Data records for software interfaces:

.....

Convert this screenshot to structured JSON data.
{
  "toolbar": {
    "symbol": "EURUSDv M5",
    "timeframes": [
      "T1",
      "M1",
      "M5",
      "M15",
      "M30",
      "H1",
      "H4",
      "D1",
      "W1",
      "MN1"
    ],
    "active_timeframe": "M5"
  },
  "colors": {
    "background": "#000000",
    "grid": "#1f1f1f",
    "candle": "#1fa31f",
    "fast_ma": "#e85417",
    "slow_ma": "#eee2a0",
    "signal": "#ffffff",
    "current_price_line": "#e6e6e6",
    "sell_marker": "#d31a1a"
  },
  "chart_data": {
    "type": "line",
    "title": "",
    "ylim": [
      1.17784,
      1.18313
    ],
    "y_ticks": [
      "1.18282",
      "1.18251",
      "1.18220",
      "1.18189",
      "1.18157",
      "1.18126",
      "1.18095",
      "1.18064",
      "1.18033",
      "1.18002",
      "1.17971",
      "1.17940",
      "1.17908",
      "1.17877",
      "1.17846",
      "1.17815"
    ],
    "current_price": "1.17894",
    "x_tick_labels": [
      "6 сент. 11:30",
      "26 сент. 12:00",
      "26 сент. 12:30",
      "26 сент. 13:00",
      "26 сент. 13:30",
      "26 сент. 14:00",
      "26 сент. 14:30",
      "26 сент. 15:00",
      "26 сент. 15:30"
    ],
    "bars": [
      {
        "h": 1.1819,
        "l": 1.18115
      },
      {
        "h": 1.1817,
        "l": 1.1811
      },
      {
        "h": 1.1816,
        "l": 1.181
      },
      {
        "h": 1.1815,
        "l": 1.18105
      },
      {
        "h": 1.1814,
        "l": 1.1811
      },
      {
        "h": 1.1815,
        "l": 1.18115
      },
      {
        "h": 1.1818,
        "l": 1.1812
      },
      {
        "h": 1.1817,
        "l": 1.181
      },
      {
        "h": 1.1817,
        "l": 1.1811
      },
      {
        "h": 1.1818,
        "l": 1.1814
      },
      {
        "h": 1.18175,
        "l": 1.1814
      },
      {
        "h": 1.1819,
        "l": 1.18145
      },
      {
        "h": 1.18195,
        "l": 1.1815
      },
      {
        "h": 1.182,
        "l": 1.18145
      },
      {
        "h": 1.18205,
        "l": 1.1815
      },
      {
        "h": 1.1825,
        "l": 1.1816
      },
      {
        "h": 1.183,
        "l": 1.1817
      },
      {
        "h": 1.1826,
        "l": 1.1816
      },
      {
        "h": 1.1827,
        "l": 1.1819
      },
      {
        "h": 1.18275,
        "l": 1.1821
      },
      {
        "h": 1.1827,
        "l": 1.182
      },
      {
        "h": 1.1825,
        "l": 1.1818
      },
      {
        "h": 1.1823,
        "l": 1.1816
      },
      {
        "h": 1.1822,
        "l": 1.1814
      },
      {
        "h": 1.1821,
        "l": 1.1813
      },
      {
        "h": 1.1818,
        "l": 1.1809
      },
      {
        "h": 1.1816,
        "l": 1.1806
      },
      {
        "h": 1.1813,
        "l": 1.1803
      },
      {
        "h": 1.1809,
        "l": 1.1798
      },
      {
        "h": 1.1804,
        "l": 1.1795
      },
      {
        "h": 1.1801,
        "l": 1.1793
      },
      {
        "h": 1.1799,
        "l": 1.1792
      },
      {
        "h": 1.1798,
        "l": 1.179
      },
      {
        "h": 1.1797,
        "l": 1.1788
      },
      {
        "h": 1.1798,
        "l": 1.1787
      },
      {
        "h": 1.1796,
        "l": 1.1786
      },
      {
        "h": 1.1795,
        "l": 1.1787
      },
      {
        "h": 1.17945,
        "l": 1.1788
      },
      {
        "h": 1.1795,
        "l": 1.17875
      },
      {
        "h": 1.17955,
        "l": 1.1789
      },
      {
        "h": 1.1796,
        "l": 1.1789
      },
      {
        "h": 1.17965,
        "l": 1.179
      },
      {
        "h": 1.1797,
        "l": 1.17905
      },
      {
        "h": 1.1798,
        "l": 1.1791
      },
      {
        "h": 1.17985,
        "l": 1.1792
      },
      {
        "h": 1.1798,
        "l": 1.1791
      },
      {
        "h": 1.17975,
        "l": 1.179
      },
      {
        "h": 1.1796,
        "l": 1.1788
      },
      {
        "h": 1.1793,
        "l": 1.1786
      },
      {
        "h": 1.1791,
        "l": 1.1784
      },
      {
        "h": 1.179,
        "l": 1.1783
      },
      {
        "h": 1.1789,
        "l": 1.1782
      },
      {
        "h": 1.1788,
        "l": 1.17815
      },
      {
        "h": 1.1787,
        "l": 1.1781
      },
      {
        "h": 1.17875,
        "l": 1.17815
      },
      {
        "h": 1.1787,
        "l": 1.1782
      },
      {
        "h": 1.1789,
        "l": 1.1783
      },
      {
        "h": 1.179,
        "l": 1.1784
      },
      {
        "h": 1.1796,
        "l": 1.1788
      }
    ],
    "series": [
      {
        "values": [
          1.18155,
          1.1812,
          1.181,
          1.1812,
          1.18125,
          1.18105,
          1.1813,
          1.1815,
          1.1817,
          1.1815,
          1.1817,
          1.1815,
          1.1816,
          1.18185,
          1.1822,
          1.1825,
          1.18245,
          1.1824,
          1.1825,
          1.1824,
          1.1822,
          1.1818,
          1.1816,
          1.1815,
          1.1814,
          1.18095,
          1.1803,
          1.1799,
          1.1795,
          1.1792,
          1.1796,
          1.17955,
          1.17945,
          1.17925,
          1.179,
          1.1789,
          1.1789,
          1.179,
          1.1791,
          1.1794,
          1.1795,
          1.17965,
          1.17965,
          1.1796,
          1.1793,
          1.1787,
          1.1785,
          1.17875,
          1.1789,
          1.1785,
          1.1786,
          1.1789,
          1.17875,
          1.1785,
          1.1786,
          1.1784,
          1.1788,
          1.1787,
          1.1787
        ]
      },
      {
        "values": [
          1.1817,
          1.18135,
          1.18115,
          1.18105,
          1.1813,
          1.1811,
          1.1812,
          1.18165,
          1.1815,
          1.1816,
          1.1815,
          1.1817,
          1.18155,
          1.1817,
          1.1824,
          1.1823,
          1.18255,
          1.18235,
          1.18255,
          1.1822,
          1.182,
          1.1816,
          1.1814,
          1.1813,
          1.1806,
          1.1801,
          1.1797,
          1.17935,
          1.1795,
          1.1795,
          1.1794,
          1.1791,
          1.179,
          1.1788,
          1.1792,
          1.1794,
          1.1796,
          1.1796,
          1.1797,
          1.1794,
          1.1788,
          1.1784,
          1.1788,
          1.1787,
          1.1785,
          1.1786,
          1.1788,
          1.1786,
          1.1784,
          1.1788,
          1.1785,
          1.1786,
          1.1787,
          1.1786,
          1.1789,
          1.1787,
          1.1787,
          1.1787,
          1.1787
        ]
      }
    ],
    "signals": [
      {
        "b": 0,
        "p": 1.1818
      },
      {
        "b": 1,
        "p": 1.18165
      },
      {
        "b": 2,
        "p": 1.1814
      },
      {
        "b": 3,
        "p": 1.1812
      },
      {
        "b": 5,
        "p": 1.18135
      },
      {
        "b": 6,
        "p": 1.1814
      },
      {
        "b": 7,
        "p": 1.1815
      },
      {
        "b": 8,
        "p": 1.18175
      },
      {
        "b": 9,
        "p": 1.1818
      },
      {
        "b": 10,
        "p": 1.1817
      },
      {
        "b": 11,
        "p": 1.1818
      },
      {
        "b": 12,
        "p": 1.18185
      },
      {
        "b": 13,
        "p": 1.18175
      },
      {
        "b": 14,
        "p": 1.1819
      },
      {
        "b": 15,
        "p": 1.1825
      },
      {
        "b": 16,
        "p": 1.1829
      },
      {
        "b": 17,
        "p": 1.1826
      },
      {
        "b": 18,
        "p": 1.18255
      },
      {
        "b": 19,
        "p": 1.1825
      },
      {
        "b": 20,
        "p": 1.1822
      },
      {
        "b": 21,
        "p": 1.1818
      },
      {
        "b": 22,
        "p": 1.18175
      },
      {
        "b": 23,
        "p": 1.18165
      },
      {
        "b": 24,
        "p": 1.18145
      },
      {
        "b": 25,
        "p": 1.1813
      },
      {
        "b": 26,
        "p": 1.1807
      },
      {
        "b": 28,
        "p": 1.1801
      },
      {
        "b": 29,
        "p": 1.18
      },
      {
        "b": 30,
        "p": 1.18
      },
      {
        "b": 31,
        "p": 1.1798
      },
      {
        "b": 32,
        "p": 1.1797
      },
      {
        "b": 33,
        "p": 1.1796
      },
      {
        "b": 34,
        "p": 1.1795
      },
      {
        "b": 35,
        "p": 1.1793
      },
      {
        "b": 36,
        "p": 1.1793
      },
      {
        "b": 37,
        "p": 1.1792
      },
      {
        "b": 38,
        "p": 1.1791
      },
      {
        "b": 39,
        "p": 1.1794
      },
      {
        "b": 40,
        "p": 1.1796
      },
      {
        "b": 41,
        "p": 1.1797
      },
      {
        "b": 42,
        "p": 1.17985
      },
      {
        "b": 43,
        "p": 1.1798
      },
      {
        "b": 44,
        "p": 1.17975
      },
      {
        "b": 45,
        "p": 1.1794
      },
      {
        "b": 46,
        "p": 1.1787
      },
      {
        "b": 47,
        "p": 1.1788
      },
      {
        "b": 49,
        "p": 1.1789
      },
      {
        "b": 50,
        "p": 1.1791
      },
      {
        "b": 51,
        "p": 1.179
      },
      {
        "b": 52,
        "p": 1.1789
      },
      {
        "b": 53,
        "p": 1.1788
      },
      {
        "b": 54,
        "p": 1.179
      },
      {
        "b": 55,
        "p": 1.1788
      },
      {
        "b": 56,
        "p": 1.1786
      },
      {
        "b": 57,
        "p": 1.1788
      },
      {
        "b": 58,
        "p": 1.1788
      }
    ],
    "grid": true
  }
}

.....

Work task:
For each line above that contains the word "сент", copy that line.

Response to the exercise:
      "6 сент. 11:30",
      "26 сент. 12:00",
      "26 сент. 12:30",
      "26 сент. 13:00",
      "26 сент. 13:30",
      "26 сент. 14:00",
      "26 сент. 14:30",
      "26 сент. 15:00",
      "26 сент. 15:30"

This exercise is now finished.